Both Emery and Suarez enjoyed their time together, and one can’t underestimate the confidence a player derives from knowing how well thought of he is by his manager.
The structure that this particular coach brings to his teams can be overbearing for some, but orderly and efficient is just fine as far as Suarez is concerned.
Though Arsenal fans might be a little bemused by their club’s willingness to sign a player who can’t get anywhere near his current club’s first team, the player’s status is a little misleading because he isn’t that bad.
In a 2016 interview whilst at Villarreal, and before their Europa League tie with Liverpool, he compared himself with current team-mate, Phillipe Coutinho, suggesting that they have ‘similar characteristics.’
Coutinho is the more decisive in terms of goals scored and that’s Suarez’s Achilles heel; he just doesn’t score enough. But both like to attack and get at the opposition.
The latter certainly won’t hide and will demand the ball at all times which isn’t a bad trait to have even when your confidence must be battered.
Transitionally, Suarez works well in getting the ball from back to front, and a high level of passing accuracy will sit well with the purists at the Emirates Stadium.
Just as importantly, perhaps more so, he’s a workhorse. Ramsey might be on his way but the Welshman has always put in a shift when required. Any new incumbent has to match that work-rate as a start point.
Predominantly played on the left side of midfield, Suarez has a penchant to roam in-field, but is adept with both feet and will happily take the ball down the channels if required.
His final ball needs a bit of work too, but mental rustiness will have played some part there. It’s certainly not a deal breaker.
As a foil for the likes of Henrikh Mkhitaryan and Mesut Ozil, he will be a useful addition, and though Barca will get a decent uplift on the €3.5m that they paid for Suarez, Arsenal will still be getting themselves a bargain.
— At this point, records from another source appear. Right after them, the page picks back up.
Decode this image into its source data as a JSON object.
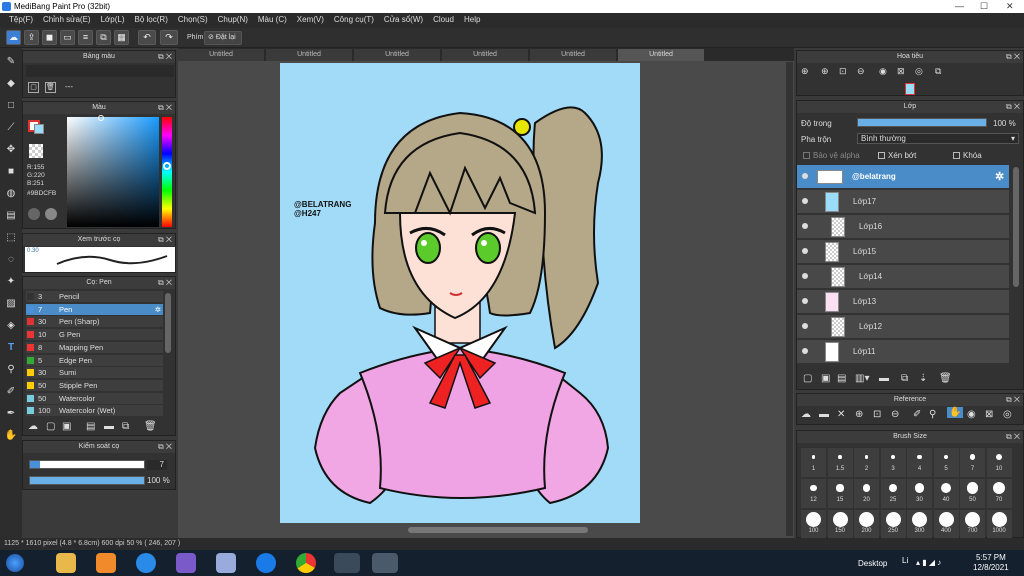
{
  "window": {
    "title": "MediBang Paint Pro (32bit)"
  },
  "menu": [
    "Tệp(F)",
    "Chỉnh sửa(E)",
    "Lớp(L)",
    "Bộ lọc(R)",
    "Chọn(S)",
    "Chụp(N)",
    "Màu (C)",
    "Xem(V)",
    "Công cụ(T)",
    "Cửa sổ(W)",
    "Cloud",
    "Help"
  ],
  "toolbar": {
    "shortcut_label": "Phím",
    "reset_label": "Đặt lại"
  },
  "panels": {
    "palette": {
      "title": "Bảng màu",
      "dash": "---"
    },
    "color": {
      "title": "Màu",
      "r": "R:155",
      "g": "G:220",
      "b": "B:251",
      "hex": "#9BDCFB",
      "current": "#9bdcfb"
    },
    "preview": {
      "title": "Xem trước cọ",
      "size": "0.30"
    },
    "brush": {
      "title": "Cọ: Pen",
      "items": [
        {
          "size": "3",
          "name": "Pencil",
          "color": "#333"
        },
        {
          "size": "7",
          "name": "Pen",
          "color": "#4a90d9"
        },
        {
          "size": "30",
          "name": "Pen (Sharp)",
          "color": "#d33"
        },
        {
          "size": "10",
          "name": "G Pen",
          "color": "#e33"
        },
        {
          "size": "8",
          "name": "Mapping Pen",
          "color": "#e33"
        },
        {
          "size": "5",
          "name": "Edge Pen",
          "color": "#3a3"
        },
        {
          "size": "30",
          "name": "Sumi",
          "color": "#fc0"
        },
        {
          "size": "50",
          "name": "Stipple Pen",
          "color": "#fc0"
        },
        {
          "size": "50",
          "name": "Watercolor",
          "color": "#7cd"
        },
        {
          "size": "100",
          "name": "Watercolor (Wet)",
          "color": "#7cd"
        }
      ]
    },
    "control": {
      "title": "Kiểm soát cọ",
      "size": "7",
      "opacity": "100 %",
      "opacity_fraction": 1.0
    }
  },
  "tabs": [
    "Untitled",
    "Untitled",
    "Untitled",
    "Untitled",
    "Untitled",
    "Untitled"
  ],
  "canvas": {
    "watermark1": "@BELATRANG",
    "watermark2": "@H247"
  },
  "navigator": {
    "title": "Hoa tiêu"
  },
  "layers": {
    "title": "Lớp",
    "opacity_label": "Độ trong",
    "opacity_value": "100 %",
    "opacity_fraction": 1.0,
    "blend_label": "Pha trộn",
    "blend_value": "Bình thường",
    "protect_alpha": "Bảo vệ alpha",
    "clip": "Xén bớt",
    "lock": "Khóa",
    "list": [
      "@belatrang",
      "Lớp17",
      "Lớp16",
      "Lớp15",
      "Lớp14",
      "Lớp13",
      "Lớp12",
      "Lớp11"
    ]
  },
  "reference": {
    "title": "Reference"
  },
  "brushsize": {
    "title": "Brush Size",
    "sizes": [
      "1",
      "1.5",
      "2",
      "3",
      "4",
      "5",
      "7",
      "10",
      "12",
      "15",
      "20",
      "25",
      "30",
      "40",
      "50",
      "70",
      "100",
      "150",
      "200",
      "250",
      "300",
      "400",
      "700",
      "1000"
    ]
  },
  "status": {
    "text": "1125 * 1610 pixel  (4.8 * 6.8cm)  600 dpi  50 %  ( 246, 207 )"
  },
  "taskbar": {
    "desktop": "Desktop",
    "lang": "Li",
    "time": "5:57 PM",
    "date": "12/8/2021"
  }
}
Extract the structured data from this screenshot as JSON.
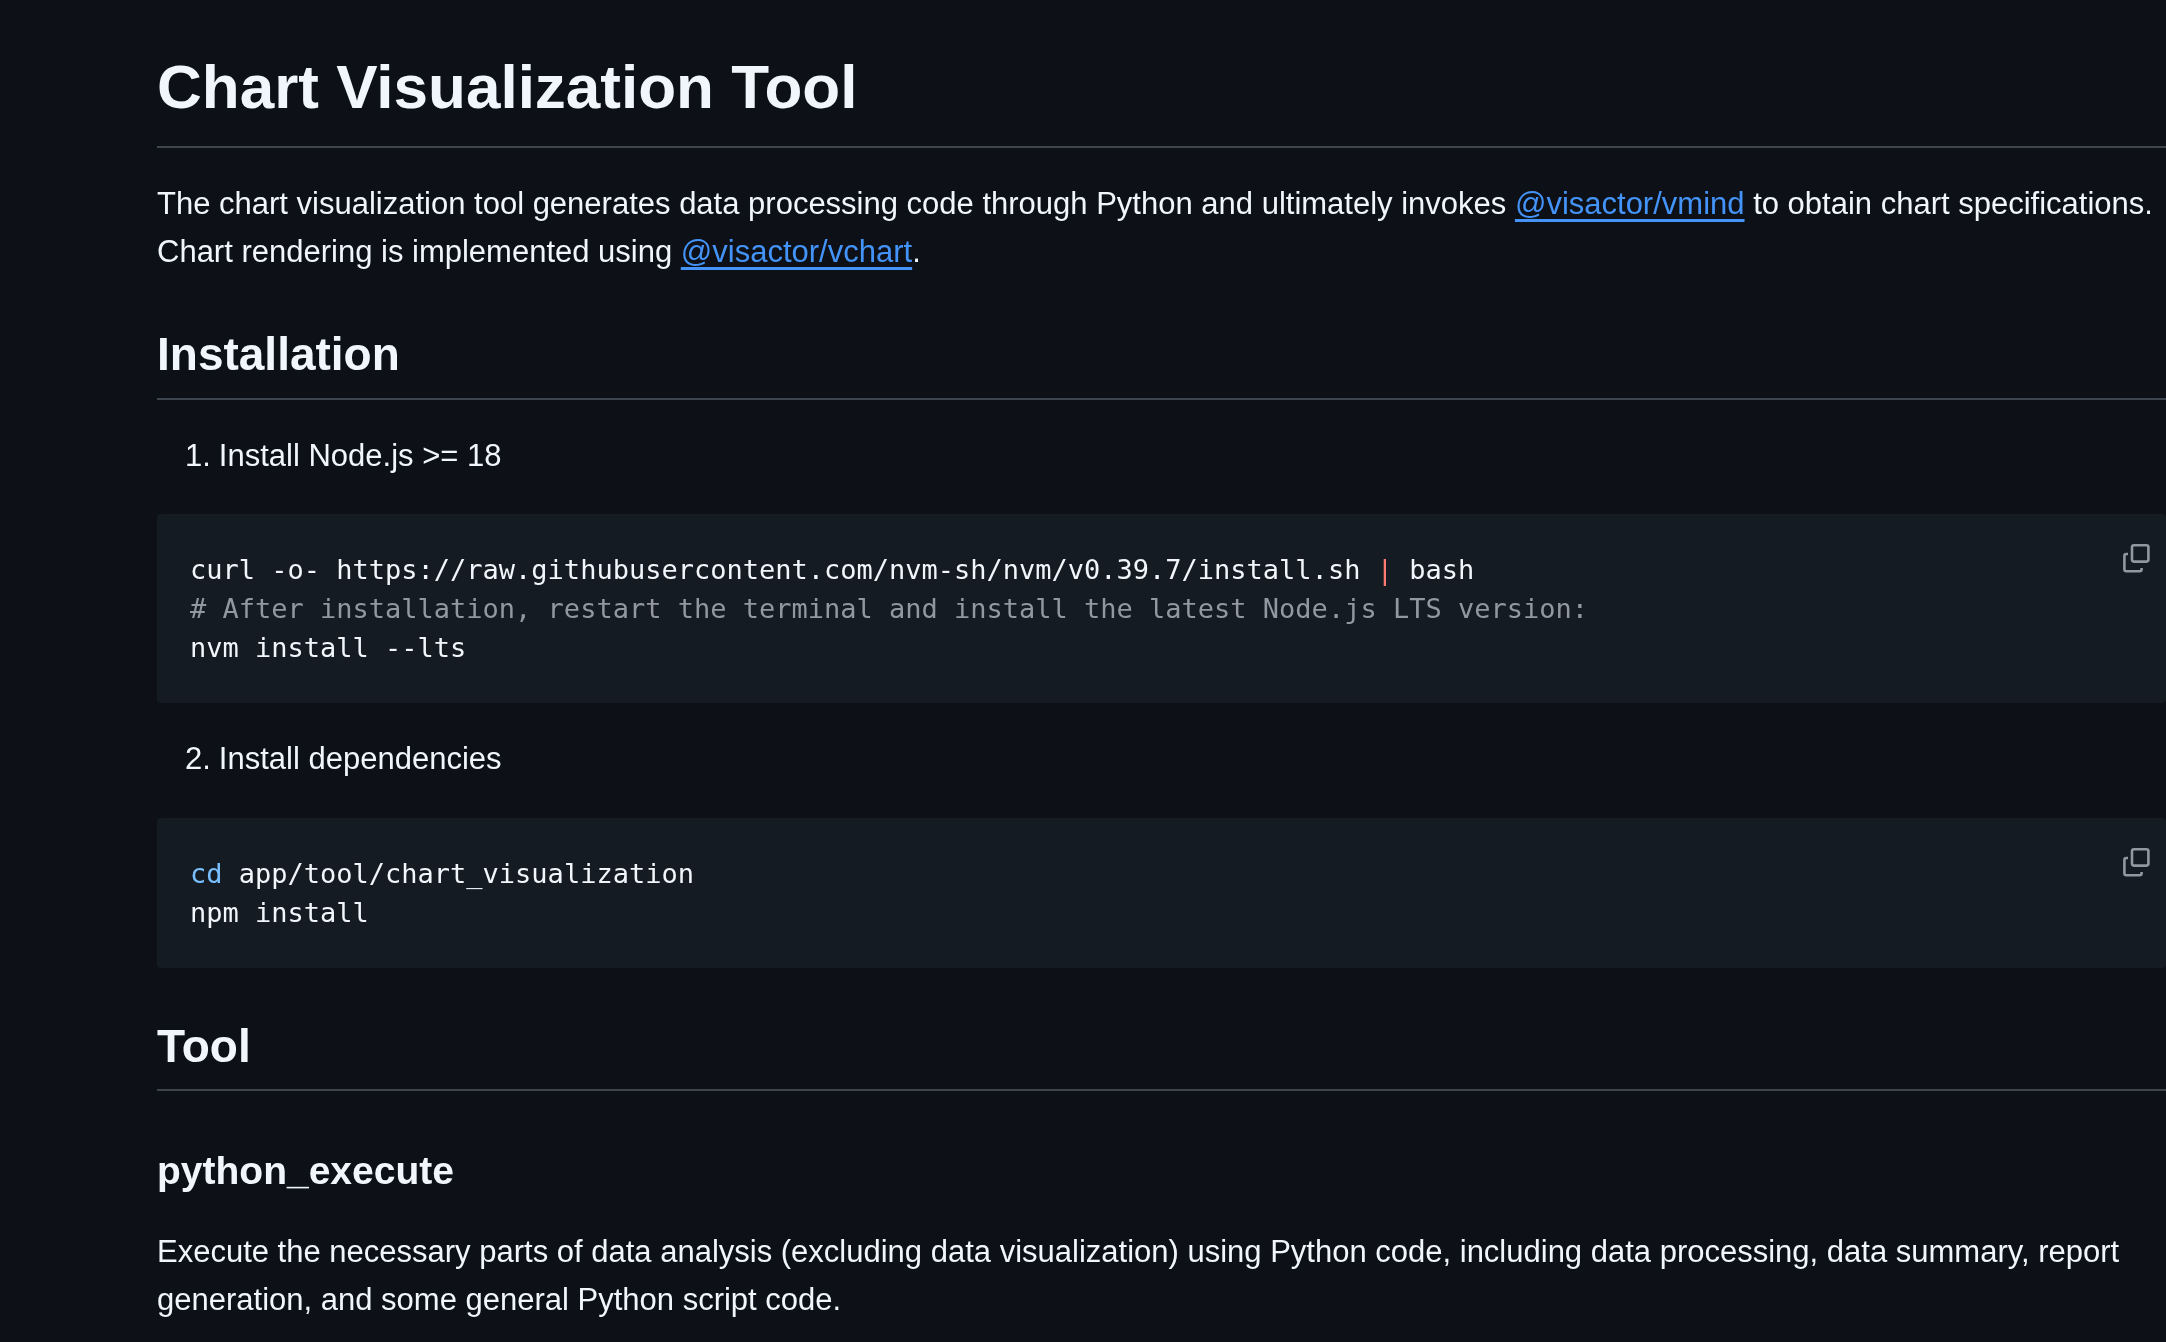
{
  "title": "Chart Visualization Tool",
  "intro": [
    {
      "kind": "text",
      "text": "The chart visualization tool generates data processing code through Python and ultimately invokes "
    },
    {
      "kind": "link",
      "text": "@visactor/vmind"
    },
    {
      "kind": "text",
      "text": " to obtain chart specifications. Chart rendering is implemented using "
    },
    {
      "kind": "link",
      "text": "@visactor/vchart"
    },
    {
      "kind": "text",
      "text": "."
    }
  ],
  "sections": [
    {
      "heading": "Installation",
      "kind": "h2",
      "blocks": [
        {
          "kind": "step",
          "number": "1.",
          "text": "Install Node.js >= 18"
        },
        {
          "kind": "code",
          "lines": [
            [
              {
                "kind": "plain",
                "text": "curl -o- https://raw.githubusercontent.com/nvm-sh/nvm/v0.39.7/install.sh "
              },
              {
                "kind": "operator",
                "text": "|"
              },
              {
                "kind": "plain",
                "text": " bash"
              }
            ],
            [
              {
                "kind": "comment",
                "text": "# After installation, restart the terminal and install the latest Node.js LTS version:"
              }
            ],
            [
              {
                "kind": "plain",
                "text": "nvm install --lts"
              }
            ]
          ]
        },
        {
          "kind": "step",
          "number": "2.",
          "text": "Install dependencies"
        },
        {
          "kind": "code",
          "lines": [
            [
              {
                "kind": "keyword",
                "text": "cd"
              },
              {
                "kind": "plain",
                "text": " app/tool/chart_visualization"
              }
            ],
            [
              {
                "kind": "plain",
                "text": "npm install"
              }
            ]
          ]
        }
      ]
    },
    {
      "heading": "Tool",
      "kind": "h2"
    },
    {
      "heading": "python_execute",
      "kind": "h3",
      "blocks": [
        {
          "kind": "paragraph",
          "text": "Execute the necessary parts of data analysis (excluding data visualization) using Python code, including data processing, data summary, report generation, and some general Python script code."
        }
      ]
    }
  ]
}
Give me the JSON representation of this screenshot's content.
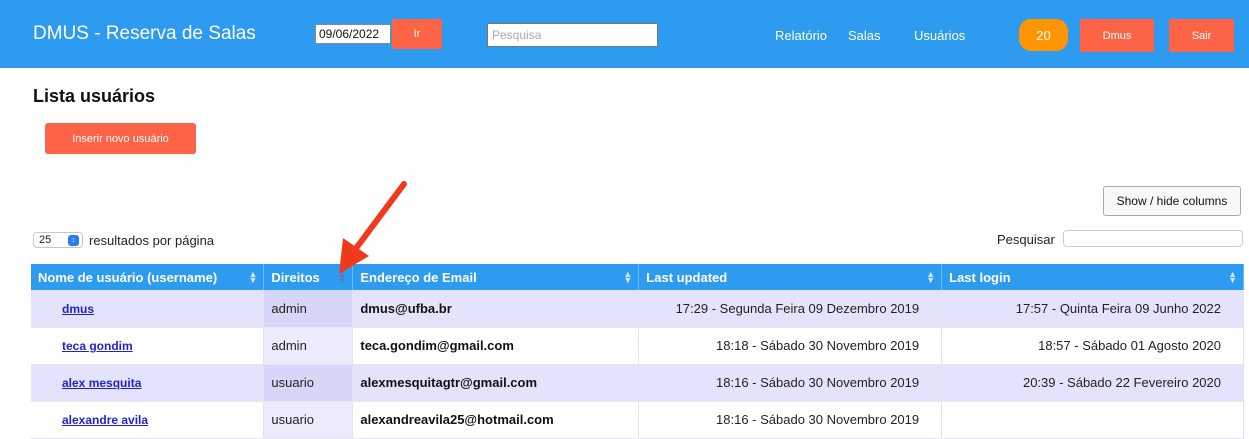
{
  "header": {
    "brand": "DMUS - Reserva de Salas",
    "date_value": "09/06/2022",
    "go_label": "Ir",
    "search_placeholder": "Pesquisa",
    "nav": [
      "Relatório",
      "Salas",
      "Usuários"
    ],
    "badge_count": "20",
    "user_button": "Dmus",
    "logout_button": "Sair"
  },
  "page": {
    "title": "Lista usuários",
    "insert_button": "Inserir novo usuário",
    "columns_button": "Show / hide columns",
    "per_page_value": "25",
    "per_page_label": "resultados por página",
    "search_label": "Pesquisar"
  },
  "table": {
    "headers": [
      "Nome de usuário (username)",
      "Direitos",
      "Endereço de Email",
      "Last updated",
      "Last login"
    ],
    "rows": [
      {
        "user": "dmus",
        "rights": "admin",
        "email": "dmus@ufba.br",
        "updated": "17:29 - Segunda Feira 09 Dezembro 2019",
        "login": "17:57 - Quinta Feira 09 Junho 2022"
      },
      {
        "user": "teca gondim",
        "rights": "admin",
        "email": "teca.gondim@gmail.com",
        "updated": "18:18 - Sábado 30 Novembro 2019",
        "login": "18:57 - Sábado 01 Agosto 2020"
      },
      {
        "user": "alex mesquita",
        "rights": "usuario",
        "email": "alexmesquitagtr@gmail.com",
        "updated": "18:16 - Sábado 30 Novembro 2019",
        "login": "20:39 - Sábado 22 Fevereiro 2020"
      },
      {
        "user": "alexandre avila",
        "rights": "usuario",
        "email": "alexandreavila25@hotmail.com",
        "updated": "18:16 - Sábado 30 Novembro 2019",
        "login": ""
      }
    ]
  },
  "colors": {
    "header_blue": "#2d9bf0",
    "button_red": "#fd6447",
    "badge_orange": "#ff9500",
    "annotation_arrow": "#f03a1e"
  },
  "icons": {
    "sort": "sort-icon",
    "select": "chevron-updown-icon",
    "annotation": "red-arrow-icon"
  }
}
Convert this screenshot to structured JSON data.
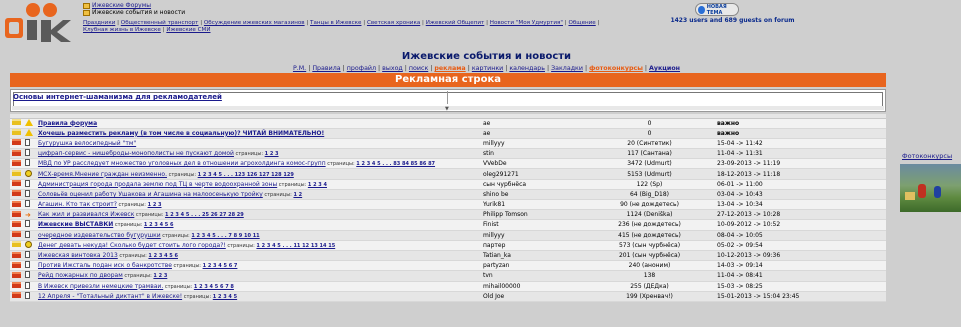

Still a few years short of his peak, his hire makes sense for the north Londoners both stylistically and financially. For Suarez himself, the chance to finally put a marker down somewhere will be too good to resist.